Doing the testing, however, currently requires sophisticated and expensive instruments as well as a trained technician.
“We want to come up with a low-cost method that can be used in the field or in the laboratory,” said Bernie Van Wie, corresponding author on the paper and a professor in WSU’s Gene and Linda Voiland School of Chemical Engineering and Bioengineering.
In the past few years, the researchers have developed and patented their idea, in which nanoparticles of palladium and platinum are used to amplify the signals of molecules. The nanoparticles attach to an antibody, which recognizes the chemical and then stimulates the production of a signal. The amplification allows the researchers to know that tiny amounts of the chemicals are present and at what level.
In this latest work, the researchers used the nanoparticles in two types of tests to measure two chemicals simultaneously. The chemicals were spiked into fruit and vegetable samples that were pureed in a blender.
One of the tests uses the palladium-platinum nanoparticles to catalyze a reaction that causes a color change in a sample when the herbicide is present.
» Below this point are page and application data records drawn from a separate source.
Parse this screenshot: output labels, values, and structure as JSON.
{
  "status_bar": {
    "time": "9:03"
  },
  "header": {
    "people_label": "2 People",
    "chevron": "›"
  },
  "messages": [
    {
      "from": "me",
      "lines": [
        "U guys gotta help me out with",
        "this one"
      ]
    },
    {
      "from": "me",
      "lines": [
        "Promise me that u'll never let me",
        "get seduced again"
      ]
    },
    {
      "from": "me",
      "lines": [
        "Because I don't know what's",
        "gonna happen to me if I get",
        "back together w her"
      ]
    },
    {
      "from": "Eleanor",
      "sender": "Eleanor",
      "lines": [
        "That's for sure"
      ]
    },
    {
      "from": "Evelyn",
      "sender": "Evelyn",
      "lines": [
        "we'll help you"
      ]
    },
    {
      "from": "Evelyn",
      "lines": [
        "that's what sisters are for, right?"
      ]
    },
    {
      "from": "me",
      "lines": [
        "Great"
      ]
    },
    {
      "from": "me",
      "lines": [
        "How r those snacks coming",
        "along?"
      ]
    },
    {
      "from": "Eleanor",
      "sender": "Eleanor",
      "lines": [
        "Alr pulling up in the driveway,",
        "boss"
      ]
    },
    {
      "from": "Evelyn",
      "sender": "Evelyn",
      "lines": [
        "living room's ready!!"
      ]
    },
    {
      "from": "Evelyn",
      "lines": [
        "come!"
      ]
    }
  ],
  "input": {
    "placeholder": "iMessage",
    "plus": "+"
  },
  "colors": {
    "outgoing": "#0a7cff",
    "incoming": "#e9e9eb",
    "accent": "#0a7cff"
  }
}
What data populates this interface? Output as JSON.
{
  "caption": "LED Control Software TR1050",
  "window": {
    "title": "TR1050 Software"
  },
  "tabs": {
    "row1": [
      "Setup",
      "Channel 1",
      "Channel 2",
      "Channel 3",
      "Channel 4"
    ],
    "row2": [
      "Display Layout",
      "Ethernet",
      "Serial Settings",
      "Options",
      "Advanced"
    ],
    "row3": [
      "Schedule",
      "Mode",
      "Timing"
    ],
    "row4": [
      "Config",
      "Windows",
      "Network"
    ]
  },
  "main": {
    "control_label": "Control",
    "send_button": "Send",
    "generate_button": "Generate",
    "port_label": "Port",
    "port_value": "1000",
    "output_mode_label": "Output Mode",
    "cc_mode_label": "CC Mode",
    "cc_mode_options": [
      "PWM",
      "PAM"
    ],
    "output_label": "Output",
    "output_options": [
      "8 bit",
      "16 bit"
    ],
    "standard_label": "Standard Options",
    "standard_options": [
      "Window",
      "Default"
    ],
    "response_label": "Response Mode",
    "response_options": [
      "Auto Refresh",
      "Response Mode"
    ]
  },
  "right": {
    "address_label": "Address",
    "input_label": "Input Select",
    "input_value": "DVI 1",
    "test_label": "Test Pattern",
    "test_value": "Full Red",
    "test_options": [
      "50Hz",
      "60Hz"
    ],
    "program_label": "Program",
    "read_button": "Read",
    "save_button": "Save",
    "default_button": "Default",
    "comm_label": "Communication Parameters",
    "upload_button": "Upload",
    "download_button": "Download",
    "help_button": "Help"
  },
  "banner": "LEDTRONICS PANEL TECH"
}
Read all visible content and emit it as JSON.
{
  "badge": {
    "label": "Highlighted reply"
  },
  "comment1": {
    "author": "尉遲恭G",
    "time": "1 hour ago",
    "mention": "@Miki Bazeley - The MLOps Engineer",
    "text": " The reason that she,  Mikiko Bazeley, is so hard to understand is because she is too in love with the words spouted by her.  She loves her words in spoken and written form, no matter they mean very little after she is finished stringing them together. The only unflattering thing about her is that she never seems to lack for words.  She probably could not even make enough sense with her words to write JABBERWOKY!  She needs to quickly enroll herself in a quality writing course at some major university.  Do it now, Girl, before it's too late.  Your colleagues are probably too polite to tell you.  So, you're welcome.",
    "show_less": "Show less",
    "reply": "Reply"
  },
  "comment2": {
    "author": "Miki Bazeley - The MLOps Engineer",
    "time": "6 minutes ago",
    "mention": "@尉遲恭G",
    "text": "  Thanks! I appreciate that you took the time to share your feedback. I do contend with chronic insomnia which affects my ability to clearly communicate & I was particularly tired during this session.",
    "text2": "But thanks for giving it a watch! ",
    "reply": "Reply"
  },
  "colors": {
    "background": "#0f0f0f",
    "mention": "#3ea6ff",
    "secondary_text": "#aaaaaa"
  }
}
The test can be done using a small unit that can be carried into the field. The other test the researchers developed uses the nanoparticle in a low-cost paper strip that looks like a COVID-19 or pregnancy test and can be read with a smartphone reader.
The tests were sensitive enough to measure the chemicals down to the maximum acceptable levels and were validated using traditional testing methods.
“We’re actually able to detect below the maximum concentration limits if there’s any pesticide or herbicide in the sample,” said Van Wie. “That’s good because while this can be done by other methods, this method is low-cost and portable in the field.”